**Work item**: Show each line from the records below in which the word "search" occurs.

**Given data**:
============

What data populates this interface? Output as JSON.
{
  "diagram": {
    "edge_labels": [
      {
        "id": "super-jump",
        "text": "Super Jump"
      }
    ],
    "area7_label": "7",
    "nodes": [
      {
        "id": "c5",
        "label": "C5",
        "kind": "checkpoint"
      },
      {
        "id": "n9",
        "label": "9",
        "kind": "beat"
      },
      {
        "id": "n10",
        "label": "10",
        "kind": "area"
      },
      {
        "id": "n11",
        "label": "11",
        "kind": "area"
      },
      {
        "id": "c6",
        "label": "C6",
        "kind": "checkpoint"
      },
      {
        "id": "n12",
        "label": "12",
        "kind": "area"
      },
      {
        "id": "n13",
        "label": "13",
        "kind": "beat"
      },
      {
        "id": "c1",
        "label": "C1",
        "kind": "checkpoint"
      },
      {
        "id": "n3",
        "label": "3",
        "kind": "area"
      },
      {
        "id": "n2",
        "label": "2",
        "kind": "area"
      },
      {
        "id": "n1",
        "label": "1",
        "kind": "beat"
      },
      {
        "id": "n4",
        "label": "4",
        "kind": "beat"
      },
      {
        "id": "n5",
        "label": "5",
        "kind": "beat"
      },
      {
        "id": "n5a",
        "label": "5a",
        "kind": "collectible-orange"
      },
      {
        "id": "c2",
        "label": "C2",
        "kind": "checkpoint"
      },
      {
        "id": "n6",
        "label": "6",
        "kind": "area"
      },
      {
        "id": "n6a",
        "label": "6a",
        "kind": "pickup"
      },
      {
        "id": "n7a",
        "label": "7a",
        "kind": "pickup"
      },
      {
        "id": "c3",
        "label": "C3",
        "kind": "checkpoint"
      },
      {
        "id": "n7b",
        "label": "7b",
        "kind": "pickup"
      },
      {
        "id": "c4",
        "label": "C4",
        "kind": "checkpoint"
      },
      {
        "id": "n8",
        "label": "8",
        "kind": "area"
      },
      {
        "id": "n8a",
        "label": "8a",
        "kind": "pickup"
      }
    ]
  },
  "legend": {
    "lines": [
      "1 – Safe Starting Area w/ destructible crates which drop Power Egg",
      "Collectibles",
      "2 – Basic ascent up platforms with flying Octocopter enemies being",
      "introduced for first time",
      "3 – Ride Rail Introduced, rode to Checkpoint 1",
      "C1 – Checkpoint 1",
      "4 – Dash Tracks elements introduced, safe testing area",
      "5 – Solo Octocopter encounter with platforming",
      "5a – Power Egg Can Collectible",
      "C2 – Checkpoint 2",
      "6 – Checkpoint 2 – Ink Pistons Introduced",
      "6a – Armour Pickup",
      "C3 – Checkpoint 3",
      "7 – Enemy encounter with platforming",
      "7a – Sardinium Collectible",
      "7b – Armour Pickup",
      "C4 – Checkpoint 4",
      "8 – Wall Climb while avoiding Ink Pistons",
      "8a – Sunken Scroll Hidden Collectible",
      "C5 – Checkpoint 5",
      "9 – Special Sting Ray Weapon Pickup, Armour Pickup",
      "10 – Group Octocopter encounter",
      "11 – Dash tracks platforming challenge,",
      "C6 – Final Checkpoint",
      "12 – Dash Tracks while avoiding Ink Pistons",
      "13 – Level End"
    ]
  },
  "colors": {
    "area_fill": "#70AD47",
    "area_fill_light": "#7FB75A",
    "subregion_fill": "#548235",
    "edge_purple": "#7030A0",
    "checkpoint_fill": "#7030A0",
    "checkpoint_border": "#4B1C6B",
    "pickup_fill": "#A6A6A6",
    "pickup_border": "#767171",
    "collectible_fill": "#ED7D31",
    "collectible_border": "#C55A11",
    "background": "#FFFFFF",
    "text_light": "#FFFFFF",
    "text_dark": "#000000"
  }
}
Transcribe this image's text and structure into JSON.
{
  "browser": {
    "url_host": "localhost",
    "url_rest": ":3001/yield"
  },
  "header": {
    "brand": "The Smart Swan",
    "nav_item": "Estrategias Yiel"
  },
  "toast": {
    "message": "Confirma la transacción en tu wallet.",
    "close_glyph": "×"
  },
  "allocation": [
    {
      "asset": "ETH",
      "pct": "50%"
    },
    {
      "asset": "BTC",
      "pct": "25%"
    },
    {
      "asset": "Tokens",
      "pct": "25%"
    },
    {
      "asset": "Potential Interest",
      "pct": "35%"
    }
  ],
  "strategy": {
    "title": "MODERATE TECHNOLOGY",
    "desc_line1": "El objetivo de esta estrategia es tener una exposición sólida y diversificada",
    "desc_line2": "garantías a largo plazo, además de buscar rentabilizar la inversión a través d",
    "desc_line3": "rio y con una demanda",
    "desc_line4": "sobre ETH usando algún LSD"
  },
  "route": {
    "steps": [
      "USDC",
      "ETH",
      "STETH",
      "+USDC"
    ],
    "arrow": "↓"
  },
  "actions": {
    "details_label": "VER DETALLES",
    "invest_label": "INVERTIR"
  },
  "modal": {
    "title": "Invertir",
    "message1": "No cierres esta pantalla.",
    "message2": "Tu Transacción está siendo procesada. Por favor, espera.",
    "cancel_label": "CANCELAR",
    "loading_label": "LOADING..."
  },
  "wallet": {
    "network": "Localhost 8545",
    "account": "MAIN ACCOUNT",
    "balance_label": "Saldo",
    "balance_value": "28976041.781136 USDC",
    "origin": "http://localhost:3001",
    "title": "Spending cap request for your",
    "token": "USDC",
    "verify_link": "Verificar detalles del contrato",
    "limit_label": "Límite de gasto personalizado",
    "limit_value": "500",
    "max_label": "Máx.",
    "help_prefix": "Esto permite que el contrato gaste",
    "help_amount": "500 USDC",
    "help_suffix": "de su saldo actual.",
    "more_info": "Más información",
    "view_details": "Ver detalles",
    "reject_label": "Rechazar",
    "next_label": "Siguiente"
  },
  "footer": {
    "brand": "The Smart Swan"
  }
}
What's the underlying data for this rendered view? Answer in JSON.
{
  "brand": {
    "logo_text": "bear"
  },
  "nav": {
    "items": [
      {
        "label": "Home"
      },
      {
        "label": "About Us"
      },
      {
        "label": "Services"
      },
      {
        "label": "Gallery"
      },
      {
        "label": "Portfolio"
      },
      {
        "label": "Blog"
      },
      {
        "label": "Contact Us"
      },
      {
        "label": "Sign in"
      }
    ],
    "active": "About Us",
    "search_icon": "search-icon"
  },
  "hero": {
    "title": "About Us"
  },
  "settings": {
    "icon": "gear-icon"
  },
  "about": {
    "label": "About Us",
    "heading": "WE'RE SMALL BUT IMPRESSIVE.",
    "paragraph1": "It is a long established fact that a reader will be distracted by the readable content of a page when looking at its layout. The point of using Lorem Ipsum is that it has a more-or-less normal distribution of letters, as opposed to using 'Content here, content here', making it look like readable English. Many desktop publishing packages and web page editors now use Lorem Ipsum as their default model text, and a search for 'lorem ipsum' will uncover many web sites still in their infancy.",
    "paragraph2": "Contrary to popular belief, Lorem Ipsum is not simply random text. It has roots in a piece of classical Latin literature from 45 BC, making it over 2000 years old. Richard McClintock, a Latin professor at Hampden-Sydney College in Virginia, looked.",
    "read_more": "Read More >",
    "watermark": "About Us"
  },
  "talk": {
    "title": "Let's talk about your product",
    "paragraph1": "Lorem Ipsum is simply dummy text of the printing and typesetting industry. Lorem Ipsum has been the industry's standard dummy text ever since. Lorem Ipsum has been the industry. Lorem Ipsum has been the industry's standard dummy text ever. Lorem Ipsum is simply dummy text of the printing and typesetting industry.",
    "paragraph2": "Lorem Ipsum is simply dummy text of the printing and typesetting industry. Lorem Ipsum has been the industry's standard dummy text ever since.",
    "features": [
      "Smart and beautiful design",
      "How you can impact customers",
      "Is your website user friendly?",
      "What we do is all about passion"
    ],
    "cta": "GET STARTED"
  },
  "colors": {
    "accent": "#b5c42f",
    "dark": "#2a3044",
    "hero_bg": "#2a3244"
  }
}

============

**Task solution**:
    "search_icon": "search-icon"
    "paragraph1": "It is a long established fact that a reader will be distracted by the readable content of a page when looking at its layout. The point of using Lorem Ipsum is that it has a more-or-less normal distribution of letters, as opposed to using 'Content here, content here', making it look like readable English. Many desktop publishing packages and web page editors now use Lorem Ipsum as their default model text, and a search for 'lorem ipsum' will uncover many web sites still in their infancy.",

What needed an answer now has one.